has over 10 years of experience in design and development of complex financial and banking applications, and information management in the financial services sector. Pavel is the author and maintainer of the popular SOAP::Lite module for SOAP clients and servers in Perl, the XMLRPC::Lite module that implements XML-RPC protocol, and the UDDI::Lite module, a client interface for UDDI repositories.
Table of Contents
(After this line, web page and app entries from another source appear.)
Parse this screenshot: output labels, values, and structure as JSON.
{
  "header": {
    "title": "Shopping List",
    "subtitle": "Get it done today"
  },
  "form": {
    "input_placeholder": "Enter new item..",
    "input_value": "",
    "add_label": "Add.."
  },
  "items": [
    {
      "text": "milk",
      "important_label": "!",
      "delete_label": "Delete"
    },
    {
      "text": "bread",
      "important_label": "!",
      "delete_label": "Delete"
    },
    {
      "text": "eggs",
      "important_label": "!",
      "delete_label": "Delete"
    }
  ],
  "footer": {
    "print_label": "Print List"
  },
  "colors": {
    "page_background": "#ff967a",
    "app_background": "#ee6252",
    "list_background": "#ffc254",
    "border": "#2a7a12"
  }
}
Copyright; Preface; Audience for This Book; Structure of This Book; Conventions Used in This Book; Comments and Questions; Acknowledgments; Chapter 1: Introduction to Web Services; 1.1 History; 1.2 The Web Services Dream; 1.3 The Web Services Cold Shower; 1.4 Who to Believe?; 1.5 Web Services in the Real World; Chapter 2: HTTP and XML Basics; 2.1 HTTP; 2.2 XML; 2.3 XML Schema; Chapter 3: Introduction to XML-RPC; 3.1 History of XML-RPC; 3.2 Example Client: Meerkat; 3.3 Limitations of XML-RPC; Chapter 4: Programming XML-RPC; 4.1 Perl Toolkits for XML-RPC; 4.2 RPC::XMLSimple; 4.3 XMLRPC::Lite; 4.4 RPC::XML; Chapter 5: Introduction to SOAP; 5.1 Background; 5.2 XML Definitions; 5.3 RPC over SOAP; 5.4 SOAP Transport; 5.5 Further Reading; Chapter 6: Programming SOAP; 6.1 A Toolkit Approach; 6.2 DevelopMentor's SOAP Module; 6.3 The SOAP::Lite Module; 6.4 Other SOAP-Related Modules; Chapter 7: Serving SOAP over HTTP; 7.1 Basic SOAP::Lite Servers; 7.2 The Application; 7.3 Designing the Server; 7.4 Tying the Interface Code to SOAP; 7.5 Improving the Code and the Service; 7.6 Ideas for Further Exploration; Chapter 8: SOAP Services Without HTTP; 8.1 Choosing a Protocol; 8.2 Authentication; 8.3 Transports with Server and Client; 8.4 Standalone Protocols; 8.5 Creating New Transport Modules; Chapter 9: Service Description with WSDL; 9.1 Basic WSDL; 9.2 WSDL Programming; Chapter 10: Service Advertising and Discovery with UDDI; 10.1 Defining UDDI; 10.2 Programming with UDDI::Lite; Chapter 11: REST: Representational State Transfer; 11.1 Defining REST; 11.2 REST Principles; 11.3 Programming REST; Chapter 12: Advanced Web Services Topics; 12.1 Message Routing; 12.2 Packaging; 12.3 Security; 12.4 Services Discovery; 12.5 Reliable Messaging; 12.6 Business Process Management; 12.7 Implementation Considerations; 12.8 WS-Next; Appendix A: XML-RPC Toolkit Programming Reference; A.1 RPC::XMLSimple; A.2 XMLRPC::Lite; A.3 RPC::XML; Appendix B: SOAP::Lite Programming Reference; B.1 SOAP::Lite; B.2 SOAP Transport Classes; B.3 The Apache Wrapper; B.4 UDDI::Lite; Appendix C: XML-RPC Example Code; C.1 Basic Meerkat Client (Chapter 3); C.2 XML-RPC Toolkit Samples (Chapter 4); Appendix D: SOAP Example Code; D.1 HTTP SOAP Code (Chapter 7); D.2 SOAP with Other Protocols (Chapter 8); Appendix E: WSDL and UDDI Examples; E.1 The wishlist.wsdl File; E.2 The useperlorg.wsdl File; E.3 The show_biz UDDI Application; Appendix F: Bibliography and References; F.1 Bibliography; F.2 Additional Recommended Books; F.3 Web Pages; Colophon;